Items listed in a dataset
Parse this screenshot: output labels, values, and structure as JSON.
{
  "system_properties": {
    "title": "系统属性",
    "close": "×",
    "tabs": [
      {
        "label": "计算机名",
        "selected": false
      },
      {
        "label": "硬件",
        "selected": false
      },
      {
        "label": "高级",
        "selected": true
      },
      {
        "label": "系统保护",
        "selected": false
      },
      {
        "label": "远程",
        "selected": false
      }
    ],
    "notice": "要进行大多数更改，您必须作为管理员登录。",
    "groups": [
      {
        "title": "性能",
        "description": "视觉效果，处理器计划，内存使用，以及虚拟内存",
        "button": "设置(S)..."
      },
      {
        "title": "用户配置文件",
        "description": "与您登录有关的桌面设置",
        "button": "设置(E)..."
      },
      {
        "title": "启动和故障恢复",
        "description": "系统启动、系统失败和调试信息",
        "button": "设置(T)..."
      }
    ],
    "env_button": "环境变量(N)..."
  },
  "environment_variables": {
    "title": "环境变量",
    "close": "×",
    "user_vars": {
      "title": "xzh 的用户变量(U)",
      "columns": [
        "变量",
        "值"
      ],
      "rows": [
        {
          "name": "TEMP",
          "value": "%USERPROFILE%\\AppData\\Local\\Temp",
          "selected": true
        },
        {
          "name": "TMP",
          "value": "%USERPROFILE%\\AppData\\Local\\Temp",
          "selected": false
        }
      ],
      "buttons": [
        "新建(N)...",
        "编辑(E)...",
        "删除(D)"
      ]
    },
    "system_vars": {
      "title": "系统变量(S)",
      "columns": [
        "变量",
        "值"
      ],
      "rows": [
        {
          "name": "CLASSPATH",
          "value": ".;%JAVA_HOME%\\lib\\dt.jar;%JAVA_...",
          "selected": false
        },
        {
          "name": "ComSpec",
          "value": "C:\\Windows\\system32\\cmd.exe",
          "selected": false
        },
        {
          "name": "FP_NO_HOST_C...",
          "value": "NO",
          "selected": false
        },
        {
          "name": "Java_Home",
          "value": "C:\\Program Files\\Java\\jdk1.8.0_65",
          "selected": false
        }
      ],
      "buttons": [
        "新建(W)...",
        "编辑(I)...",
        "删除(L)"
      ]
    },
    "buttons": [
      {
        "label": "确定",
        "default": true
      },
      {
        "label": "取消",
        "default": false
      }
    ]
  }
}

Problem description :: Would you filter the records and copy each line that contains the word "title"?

Task output ::
    "title": "系统属性",
        "title": "性能",
        "title": "用户配置文件",
        "title": "启动和故障恢复",
    "title": "环境变量",
      "title": "xzh 的用户变量(U)",
      "title": "系统变量(S)",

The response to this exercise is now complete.